### YOUR INSTRUCTIONS
All lines in the material below that hold "this" should be found and copied.

### DATA SUPPLIED
%%

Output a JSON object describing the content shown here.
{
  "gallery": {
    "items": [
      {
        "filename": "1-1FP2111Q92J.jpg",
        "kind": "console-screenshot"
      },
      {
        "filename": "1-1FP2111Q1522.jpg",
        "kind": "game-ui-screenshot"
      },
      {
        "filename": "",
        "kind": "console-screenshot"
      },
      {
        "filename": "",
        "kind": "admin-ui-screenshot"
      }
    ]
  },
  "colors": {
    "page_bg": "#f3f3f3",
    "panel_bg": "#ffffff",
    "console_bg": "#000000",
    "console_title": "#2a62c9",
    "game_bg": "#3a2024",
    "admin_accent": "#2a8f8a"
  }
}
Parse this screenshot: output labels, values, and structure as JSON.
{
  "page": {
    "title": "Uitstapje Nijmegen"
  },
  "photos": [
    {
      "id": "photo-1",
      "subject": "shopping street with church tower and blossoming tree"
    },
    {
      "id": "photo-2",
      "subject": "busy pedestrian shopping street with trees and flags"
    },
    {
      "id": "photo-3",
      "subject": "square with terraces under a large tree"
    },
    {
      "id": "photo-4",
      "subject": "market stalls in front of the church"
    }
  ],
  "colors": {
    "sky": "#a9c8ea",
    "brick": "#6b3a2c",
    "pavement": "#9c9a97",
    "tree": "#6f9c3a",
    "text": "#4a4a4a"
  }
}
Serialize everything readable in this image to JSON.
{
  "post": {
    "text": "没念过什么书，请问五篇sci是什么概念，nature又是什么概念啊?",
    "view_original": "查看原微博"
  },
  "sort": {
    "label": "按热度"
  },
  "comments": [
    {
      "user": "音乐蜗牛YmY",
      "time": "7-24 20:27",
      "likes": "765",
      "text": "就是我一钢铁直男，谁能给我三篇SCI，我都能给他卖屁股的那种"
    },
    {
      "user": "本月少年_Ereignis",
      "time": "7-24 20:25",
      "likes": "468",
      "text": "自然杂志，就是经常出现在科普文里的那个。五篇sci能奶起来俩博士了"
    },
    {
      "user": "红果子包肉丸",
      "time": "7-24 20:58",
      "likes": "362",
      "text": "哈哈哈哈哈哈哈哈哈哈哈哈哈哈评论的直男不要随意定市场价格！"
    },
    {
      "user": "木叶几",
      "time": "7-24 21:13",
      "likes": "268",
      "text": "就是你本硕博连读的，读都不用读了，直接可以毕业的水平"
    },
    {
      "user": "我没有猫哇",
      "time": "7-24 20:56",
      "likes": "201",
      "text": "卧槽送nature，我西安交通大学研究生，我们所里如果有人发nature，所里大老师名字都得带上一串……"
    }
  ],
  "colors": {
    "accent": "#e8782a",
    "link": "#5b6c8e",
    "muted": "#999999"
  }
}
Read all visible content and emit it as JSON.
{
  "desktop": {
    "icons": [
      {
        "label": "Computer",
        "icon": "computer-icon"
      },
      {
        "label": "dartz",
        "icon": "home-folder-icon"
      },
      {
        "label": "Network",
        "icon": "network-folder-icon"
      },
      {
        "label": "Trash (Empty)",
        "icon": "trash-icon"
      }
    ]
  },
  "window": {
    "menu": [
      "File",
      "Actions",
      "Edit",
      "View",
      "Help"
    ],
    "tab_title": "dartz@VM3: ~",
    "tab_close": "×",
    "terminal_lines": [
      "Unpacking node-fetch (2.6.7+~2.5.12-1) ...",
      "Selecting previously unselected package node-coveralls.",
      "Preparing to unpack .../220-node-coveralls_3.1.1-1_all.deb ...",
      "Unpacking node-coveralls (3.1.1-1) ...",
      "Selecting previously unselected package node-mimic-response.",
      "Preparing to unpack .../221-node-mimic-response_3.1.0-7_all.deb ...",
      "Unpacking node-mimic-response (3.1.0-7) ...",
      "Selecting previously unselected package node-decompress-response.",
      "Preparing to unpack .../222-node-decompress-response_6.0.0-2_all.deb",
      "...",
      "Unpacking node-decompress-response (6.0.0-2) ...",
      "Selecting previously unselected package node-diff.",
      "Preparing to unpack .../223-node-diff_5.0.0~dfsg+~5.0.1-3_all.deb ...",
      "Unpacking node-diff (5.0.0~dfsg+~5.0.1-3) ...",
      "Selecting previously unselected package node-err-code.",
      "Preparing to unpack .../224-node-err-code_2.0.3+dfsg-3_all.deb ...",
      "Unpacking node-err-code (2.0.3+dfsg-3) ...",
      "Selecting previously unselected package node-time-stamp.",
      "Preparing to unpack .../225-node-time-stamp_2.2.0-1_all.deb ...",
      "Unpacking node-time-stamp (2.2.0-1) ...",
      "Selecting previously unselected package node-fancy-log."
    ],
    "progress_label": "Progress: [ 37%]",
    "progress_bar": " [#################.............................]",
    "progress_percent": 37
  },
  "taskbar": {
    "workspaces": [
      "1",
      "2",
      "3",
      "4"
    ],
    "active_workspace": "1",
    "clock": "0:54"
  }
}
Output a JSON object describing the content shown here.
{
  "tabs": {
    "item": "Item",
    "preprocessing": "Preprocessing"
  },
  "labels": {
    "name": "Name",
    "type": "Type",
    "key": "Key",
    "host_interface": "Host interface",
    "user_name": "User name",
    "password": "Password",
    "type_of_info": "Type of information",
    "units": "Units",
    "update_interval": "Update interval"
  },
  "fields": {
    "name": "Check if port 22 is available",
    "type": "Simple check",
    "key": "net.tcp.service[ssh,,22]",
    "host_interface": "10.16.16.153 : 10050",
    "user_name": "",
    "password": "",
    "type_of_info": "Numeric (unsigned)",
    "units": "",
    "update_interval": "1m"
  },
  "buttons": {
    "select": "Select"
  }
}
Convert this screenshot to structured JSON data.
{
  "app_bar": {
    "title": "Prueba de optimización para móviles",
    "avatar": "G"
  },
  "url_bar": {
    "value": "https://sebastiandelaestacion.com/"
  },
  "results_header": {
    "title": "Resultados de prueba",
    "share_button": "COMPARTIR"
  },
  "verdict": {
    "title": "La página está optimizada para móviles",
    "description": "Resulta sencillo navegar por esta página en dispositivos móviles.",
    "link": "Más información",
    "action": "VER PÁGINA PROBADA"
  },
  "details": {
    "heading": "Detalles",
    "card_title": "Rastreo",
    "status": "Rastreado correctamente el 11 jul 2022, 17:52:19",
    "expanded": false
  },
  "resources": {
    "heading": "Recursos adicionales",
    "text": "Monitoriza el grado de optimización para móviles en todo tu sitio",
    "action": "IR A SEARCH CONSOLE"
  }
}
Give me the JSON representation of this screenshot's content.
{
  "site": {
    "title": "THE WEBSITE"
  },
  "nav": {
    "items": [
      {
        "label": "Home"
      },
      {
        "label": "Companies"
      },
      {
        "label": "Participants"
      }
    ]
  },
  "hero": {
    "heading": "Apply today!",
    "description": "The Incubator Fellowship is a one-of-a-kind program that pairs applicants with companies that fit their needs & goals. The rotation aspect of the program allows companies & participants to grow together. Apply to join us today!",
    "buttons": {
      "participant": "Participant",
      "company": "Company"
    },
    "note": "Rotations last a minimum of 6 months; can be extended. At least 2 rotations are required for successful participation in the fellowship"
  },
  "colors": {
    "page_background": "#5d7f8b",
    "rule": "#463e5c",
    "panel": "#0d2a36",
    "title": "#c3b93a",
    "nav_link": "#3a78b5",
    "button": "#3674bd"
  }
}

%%

### SOLUTION
Parse this screenshot: output labels, values, and structure as JSON.
Serialize everything readable in this image to JSON.
Convert this screenshot to structured JSON data.
Give me the JSON representation of this screenshot's content.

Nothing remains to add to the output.